Understanding the Different Types of Diabetes
November 21, 2017
For more than 23 million Americans, diabetes is an everyday part of life. It affects the young, the old and those in between. It affects both men and women. For all who have it, the problem is the same: Too much sugar remains in the blood stream rather than being used or stored in the body. The cause of that problem, however, can differ and is typically classified into four basic types of diabetes:
Type 1 Diabetes
Type 1 is also known as juvenile-onset diabetes because it affects primarily children and young adults. It accounts for only about 5 percent of all diabetes cases and is actually an autoimmune disease. With type 1 diabetes, the body attacks its own insulin-producing cells. The damaged pancreas stops producing insulin or produces very little. The condition is not preventable, and individuals with type 1 rely on daily doses of insulin.
During pregnancy, some women develop a form of diabetes that has few to no symptoms but nevertheless affects their body’s ability to absorb glucose like it should. Identifiable through standard prenatal testing, it’s usually both preventable and treatable with diet and exercise. While gestational diabetes often resolves itself following the birth, women who experience the condition during pregnancy may be more prone to develop type 2 diabetes later in life.
When glucose levels are higher than normal yet fall short of diabetes, the condition is known as prediabetes. The high blood sugar is often associated with insulin resistance, meaning that the body needs higher levels of insulin to be able to absorb glucose. The CDC’s most recent statistics found that more than a third of adults age 18 or older were prediabetic, and nearly half of all adults 65 or older had prediabetes.
Type 2 Diabetes
Type 2 is also known as diabetes mellitus or adult-onset diabetes. It’s the most prevalent type of diabetes, credited with 90 to 95 percent of all cases of diabetes. It can develop at any time in a person’s life but is most common in middle-aged and older adults. With type 2, the body may be unable to produce insulin, or it may be unable to use the insulin it has efficiently. In either case, the levels of glucose that remain in the bloodstream are too high. Type 2 diabetes is often both preventable and treatable. While some individuals may require insulin, antidiabetic medications and lifestyle changes may prove quite effective for others.
Role of Obesity

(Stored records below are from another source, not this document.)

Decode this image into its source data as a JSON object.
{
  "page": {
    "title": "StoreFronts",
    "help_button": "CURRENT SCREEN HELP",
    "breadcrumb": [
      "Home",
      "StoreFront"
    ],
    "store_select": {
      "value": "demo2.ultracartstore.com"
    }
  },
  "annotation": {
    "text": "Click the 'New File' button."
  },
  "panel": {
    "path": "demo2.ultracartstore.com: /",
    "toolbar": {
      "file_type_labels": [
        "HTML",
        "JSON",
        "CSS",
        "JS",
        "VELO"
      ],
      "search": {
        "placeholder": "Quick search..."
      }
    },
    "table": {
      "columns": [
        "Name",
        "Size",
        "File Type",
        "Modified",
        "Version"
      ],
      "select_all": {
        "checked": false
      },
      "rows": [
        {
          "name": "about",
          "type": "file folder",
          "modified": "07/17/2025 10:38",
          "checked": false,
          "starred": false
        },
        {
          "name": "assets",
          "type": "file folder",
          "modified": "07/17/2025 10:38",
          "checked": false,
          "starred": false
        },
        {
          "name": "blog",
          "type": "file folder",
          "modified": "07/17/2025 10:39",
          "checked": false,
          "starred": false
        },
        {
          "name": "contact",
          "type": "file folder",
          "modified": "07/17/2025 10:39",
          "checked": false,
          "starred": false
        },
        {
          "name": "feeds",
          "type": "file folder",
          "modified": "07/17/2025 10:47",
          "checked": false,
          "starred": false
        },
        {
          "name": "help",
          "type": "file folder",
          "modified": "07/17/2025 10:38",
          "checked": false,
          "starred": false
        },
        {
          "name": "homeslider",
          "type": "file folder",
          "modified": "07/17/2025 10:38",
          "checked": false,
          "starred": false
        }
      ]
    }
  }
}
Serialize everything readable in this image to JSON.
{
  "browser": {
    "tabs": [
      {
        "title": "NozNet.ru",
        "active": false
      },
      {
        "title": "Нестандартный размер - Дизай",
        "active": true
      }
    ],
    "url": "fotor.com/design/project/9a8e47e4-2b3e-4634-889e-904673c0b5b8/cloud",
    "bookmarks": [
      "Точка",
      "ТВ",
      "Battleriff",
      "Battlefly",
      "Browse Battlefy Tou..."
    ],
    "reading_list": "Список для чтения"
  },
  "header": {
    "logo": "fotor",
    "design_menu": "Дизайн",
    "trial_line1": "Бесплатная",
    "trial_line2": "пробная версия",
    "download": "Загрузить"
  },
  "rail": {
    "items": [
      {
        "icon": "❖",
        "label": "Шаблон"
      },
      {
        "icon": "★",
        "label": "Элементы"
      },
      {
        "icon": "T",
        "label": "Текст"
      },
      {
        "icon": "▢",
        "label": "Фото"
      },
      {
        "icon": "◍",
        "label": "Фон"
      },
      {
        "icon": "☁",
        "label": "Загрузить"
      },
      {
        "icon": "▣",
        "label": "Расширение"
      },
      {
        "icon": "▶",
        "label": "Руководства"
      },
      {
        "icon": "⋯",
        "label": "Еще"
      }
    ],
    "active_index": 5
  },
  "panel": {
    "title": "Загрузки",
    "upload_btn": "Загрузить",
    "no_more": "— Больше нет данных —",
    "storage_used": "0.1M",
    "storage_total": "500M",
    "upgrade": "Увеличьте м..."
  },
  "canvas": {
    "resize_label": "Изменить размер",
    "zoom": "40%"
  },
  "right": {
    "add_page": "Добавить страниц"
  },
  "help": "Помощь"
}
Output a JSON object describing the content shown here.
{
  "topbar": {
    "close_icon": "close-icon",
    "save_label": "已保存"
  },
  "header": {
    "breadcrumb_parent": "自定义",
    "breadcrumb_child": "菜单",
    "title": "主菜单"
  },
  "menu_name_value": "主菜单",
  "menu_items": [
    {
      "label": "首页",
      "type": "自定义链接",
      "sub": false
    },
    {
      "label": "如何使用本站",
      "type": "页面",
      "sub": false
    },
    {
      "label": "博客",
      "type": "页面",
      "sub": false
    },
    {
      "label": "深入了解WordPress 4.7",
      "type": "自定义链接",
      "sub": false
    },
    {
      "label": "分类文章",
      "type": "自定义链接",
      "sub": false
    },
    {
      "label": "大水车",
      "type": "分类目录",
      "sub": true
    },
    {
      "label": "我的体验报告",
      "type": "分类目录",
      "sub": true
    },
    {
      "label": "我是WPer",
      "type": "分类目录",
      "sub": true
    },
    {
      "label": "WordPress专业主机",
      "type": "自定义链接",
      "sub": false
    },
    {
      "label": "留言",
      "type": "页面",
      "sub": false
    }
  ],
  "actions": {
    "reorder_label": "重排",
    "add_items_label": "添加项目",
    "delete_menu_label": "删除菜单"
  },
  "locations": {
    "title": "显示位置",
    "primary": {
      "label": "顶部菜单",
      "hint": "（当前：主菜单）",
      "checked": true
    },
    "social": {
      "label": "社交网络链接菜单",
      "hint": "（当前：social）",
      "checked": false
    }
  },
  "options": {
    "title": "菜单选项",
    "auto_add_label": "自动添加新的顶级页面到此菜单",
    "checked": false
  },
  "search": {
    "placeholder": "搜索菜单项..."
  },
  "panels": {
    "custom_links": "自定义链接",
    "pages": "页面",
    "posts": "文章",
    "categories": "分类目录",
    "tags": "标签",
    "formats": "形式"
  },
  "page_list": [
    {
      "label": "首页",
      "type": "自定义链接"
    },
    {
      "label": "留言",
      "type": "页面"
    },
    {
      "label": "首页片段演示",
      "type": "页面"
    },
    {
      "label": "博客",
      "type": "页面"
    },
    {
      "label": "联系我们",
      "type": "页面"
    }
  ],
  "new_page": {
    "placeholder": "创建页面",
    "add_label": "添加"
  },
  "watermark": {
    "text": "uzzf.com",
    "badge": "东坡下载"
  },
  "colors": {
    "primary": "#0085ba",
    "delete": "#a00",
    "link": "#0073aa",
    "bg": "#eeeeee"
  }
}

Excess weight is a leading risk factor for both type 1 and type 2 diabetes. According to the CDC’s National Diabetes Statistics Report, 2017, more than 87 percent of people diagnosed with adult-onset diabetes were overweight, nearly half were obese, and nearly 18 percent were severely obese. People who are obese tend to develop both insulin resistance and the inability to properly secrete insulin sooner than individuals who maintain a healthy weight. In addition, those changes in the body make losing weight more difficult, resulting in a cycle sometimes coined as “diabesity.”
Reducing the Risk of Diabetes
Obesity increases the risk of diabetes, but in many cases, those risks can be reduced or managed by eliminating excess weight. While lifestyle changes, diet and exercise work for some, for many others, the battle to achieve and sustain a healthy weight remains a challenge. If this is your struggle, Acadiana Weight Loss Surgery is here to help. For more information about obesity and weight loss solutions, visit our website, or call 337-233-9900.